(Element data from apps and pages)
· · · · · · ·

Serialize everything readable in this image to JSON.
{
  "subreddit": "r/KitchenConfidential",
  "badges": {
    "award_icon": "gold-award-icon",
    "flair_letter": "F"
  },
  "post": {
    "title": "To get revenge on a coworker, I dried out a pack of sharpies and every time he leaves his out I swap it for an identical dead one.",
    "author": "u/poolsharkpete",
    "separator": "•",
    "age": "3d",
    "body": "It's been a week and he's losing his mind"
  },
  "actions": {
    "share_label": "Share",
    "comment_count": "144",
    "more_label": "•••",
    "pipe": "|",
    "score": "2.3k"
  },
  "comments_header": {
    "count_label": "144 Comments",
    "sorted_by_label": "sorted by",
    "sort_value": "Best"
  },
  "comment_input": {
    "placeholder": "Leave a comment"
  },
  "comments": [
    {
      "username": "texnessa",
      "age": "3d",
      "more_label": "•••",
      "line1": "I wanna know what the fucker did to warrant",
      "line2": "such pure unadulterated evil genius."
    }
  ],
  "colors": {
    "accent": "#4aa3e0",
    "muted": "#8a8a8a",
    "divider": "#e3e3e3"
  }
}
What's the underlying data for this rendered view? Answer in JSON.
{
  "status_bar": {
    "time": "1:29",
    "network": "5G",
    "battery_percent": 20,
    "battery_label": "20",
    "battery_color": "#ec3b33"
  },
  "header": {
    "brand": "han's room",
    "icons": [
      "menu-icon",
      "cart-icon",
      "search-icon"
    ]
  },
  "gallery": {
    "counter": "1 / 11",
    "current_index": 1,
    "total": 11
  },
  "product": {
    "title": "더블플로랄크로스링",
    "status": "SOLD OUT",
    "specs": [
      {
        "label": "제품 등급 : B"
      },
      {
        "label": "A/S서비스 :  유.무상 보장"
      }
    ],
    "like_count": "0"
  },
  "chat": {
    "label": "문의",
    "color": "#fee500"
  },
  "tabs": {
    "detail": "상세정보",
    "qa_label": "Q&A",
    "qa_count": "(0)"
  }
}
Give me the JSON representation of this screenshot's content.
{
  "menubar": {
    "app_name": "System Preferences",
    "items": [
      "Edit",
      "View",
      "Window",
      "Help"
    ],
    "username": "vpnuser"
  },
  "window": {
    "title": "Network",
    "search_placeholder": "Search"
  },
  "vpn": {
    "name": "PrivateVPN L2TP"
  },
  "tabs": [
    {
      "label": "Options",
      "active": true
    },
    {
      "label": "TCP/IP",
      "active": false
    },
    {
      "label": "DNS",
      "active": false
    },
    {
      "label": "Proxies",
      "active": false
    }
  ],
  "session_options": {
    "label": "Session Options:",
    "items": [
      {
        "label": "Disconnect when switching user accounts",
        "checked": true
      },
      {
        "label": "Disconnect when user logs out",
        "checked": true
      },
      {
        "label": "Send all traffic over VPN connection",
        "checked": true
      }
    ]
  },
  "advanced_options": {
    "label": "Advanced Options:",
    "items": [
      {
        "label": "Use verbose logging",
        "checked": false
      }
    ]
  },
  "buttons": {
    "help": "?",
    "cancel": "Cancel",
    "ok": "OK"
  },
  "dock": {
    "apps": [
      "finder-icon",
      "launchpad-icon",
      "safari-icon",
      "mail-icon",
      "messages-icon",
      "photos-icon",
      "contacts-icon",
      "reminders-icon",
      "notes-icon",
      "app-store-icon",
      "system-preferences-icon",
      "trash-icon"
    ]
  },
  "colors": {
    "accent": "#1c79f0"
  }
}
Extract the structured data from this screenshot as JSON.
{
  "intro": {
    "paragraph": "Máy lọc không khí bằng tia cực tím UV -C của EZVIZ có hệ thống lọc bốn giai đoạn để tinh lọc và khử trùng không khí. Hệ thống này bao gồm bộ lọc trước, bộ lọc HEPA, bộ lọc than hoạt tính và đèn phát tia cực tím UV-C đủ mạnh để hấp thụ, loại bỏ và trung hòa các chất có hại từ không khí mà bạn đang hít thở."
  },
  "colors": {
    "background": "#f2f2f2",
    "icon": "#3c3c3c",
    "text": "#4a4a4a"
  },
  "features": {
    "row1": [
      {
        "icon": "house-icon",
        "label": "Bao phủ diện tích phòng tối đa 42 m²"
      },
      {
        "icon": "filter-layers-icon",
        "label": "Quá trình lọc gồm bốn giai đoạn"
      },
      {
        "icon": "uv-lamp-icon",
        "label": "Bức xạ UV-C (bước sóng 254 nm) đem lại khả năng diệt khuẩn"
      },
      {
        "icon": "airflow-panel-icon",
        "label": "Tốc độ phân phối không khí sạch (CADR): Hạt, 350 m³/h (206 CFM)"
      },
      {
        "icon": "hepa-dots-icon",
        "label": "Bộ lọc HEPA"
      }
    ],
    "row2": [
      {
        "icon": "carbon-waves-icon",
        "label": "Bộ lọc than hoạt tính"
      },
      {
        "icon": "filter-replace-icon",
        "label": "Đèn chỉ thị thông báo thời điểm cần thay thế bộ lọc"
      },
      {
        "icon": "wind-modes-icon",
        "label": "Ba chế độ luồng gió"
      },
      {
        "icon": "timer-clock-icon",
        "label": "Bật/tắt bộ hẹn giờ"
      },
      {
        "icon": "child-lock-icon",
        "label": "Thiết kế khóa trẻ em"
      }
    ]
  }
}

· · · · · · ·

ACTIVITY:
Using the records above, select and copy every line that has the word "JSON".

RESULT OF THE TASK:
Serialize everything readable in this image to JSON.
What's the underlying data for this rendered view? Answer in JSON.
Give me the JSON representation of this screenshot's content.
Extract the structured data from this screenshot as JSON.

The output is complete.